TRY IT = Go through the data line by line. Copy each one holding the string "code".

EXTRACTED DATA =
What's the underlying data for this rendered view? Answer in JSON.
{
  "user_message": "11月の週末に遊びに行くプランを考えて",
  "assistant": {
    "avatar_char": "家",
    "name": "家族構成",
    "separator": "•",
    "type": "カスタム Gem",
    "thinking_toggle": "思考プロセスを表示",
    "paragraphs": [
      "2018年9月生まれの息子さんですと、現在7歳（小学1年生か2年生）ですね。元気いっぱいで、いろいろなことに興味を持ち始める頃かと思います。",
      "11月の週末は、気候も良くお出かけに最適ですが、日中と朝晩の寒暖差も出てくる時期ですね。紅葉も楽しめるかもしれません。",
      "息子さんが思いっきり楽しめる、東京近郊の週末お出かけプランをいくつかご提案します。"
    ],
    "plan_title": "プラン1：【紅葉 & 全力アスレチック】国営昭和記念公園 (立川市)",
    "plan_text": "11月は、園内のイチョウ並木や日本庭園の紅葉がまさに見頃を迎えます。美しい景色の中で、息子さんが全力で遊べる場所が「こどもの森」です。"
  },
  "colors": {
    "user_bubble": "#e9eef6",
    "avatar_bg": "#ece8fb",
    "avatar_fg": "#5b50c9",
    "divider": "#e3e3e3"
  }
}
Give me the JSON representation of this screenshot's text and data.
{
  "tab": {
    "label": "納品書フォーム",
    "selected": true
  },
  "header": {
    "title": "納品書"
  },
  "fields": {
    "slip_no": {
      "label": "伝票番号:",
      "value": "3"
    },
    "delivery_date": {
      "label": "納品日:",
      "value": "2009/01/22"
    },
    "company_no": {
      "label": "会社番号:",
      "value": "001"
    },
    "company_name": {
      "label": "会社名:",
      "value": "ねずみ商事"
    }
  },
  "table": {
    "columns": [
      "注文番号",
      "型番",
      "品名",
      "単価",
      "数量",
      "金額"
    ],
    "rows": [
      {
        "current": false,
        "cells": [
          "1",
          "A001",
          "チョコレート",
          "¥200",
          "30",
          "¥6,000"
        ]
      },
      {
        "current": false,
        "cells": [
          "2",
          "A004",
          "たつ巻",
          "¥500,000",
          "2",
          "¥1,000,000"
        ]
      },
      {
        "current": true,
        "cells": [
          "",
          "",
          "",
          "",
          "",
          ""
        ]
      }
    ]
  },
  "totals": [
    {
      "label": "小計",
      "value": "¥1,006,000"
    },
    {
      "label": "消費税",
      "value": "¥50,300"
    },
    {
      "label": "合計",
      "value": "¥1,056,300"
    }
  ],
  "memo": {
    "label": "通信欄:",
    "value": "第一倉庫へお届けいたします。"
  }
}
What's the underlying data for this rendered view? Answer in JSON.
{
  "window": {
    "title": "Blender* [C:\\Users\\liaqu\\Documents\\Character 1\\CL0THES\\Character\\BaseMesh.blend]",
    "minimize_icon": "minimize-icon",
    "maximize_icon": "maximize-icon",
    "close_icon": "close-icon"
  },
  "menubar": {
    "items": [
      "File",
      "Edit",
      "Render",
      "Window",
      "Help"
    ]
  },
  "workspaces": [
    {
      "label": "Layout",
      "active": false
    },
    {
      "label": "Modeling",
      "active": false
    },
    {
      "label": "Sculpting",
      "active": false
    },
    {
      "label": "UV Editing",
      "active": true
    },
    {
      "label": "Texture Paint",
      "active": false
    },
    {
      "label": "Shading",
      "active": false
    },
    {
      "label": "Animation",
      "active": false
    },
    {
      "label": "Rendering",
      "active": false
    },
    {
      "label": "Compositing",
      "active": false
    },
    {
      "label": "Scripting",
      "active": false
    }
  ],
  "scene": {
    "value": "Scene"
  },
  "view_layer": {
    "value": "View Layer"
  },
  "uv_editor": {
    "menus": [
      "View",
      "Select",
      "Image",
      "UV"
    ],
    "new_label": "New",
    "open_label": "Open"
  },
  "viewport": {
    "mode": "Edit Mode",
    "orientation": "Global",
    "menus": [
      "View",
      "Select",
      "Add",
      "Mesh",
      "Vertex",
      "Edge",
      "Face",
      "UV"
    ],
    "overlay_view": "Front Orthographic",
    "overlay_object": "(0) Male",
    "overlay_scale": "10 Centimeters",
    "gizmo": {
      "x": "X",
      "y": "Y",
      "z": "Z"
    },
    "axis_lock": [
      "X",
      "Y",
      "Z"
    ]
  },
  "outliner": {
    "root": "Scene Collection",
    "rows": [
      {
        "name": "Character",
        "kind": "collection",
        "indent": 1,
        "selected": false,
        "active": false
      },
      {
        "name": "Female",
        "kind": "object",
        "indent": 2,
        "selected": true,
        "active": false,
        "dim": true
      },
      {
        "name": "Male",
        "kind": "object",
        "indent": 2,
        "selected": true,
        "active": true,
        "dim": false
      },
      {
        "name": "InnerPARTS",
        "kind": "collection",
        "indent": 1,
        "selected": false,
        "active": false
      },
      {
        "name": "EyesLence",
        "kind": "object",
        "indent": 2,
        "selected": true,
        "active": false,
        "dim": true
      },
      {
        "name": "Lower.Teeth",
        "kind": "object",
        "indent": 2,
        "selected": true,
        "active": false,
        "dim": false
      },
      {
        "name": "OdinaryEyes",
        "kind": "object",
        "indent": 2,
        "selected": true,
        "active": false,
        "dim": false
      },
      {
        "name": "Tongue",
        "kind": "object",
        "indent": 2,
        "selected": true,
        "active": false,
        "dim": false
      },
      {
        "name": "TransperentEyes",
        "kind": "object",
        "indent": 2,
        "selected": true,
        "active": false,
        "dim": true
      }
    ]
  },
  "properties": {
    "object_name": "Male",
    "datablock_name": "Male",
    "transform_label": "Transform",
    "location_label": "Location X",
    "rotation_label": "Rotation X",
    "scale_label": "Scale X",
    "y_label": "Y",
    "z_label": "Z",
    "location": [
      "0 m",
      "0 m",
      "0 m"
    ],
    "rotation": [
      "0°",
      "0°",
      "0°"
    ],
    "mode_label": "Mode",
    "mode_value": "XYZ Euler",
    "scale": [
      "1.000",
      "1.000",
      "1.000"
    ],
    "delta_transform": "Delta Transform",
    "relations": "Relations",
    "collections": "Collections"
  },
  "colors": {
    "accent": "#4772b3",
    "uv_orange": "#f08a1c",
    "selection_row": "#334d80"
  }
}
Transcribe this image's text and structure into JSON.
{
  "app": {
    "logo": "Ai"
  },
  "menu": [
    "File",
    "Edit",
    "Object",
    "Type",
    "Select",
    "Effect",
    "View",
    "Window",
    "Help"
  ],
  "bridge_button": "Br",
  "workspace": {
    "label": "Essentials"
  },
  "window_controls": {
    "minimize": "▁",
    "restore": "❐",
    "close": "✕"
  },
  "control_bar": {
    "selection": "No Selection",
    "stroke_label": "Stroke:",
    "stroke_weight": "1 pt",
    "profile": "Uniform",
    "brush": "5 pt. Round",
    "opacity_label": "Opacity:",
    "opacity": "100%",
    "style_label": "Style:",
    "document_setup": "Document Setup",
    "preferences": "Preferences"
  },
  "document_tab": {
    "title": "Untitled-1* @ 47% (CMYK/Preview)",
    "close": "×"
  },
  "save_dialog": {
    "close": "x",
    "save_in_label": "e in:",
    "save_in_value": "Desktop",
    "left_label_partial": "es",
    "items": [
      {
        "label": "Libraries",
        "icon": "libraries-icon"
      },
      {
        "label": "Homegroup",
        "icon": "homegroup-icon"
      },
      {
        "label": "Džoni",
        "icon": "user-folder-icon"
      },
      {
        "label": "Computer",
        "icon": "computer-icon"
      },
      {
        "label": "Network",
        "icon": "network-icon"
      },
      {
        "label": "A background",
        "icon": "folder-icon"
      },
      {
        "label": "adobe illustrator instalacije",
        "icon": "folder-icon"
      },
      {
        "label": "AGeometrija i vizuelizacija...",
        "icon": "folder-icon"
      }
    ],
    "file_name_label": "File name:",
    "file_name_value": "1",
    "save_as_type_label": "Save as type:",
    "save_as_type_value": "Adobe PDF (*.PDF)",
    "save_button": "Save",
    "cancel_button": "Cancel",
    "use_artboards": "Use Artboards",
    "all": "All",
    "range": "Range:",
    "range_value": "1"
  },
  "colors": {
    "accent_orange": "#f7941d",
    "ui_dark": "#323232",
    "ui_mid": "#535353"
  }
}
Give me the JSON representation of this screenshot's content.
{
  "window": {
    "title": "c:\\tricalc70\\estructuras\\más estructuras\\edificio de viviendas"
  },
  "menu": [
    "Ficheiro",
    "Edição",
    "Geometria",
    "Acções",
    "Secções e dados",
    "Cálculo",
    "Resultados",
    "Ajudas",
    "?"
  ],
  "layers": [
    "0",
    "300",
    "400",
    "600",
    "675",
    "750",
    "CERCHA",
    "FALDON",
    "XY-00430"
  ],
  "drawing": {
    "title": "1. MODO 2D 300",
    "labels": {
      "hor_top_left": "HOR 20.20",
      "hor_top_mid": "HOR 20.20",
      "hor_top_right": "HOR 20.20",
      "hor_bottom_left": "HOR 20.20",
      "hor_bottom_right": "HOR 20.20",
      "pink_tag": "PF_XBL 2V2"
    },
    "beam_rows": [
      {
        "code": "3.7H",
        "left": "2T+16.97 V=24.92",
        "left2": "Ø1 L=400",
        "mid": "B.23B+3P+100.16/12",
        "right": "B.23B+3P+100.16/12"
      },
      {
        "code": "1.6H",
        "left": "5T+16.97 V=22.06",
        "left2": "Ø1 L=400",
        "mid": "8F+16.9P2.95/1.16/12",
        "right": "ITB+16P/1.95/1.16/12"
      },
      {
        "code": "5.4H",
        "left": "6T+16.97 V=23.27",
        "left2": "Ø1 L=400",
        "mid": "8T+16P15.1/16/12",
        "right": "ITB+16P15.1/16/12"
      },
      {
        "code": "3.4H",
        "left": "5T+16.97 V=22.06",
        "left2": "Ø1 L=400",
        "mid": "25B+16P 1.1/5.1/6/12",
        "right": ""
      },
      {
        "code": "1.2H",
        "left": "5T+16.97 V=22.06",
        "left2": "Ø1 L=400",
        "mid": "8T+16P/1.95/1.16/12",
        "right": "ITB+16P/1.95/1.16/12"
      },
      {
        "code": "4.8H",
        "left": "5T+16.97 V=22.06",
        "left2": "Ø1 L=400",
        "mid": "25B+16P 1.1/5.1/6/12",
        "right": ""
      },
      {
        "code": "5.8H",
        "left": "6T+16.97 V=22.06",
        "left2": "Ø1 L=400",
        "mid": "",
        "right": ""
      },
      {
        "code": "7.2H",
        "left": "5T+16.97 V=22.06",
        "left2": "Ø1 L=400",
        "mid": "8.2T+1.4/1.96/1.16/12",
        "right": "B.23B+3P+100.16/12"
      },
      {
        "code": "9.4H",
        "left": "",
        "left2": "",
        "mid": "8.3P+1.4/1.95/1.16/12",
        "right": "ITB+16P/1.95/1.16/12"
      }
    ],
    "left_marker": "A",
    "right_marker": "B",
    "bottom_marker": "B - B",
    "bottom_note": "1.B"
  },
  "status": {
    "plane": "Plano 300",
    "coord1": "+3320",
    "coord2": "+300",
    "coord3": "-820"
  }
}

COMPLETED TASK =
        "code": "3.7H",
        "code": "1.6H",
        "code": "5.4H",
        "code": "3.4H",
        "code": "1.2H",
        "code": "4.8H",
        "code": "5.8H",
        "code": "7.2H",
        "code": "9.4H",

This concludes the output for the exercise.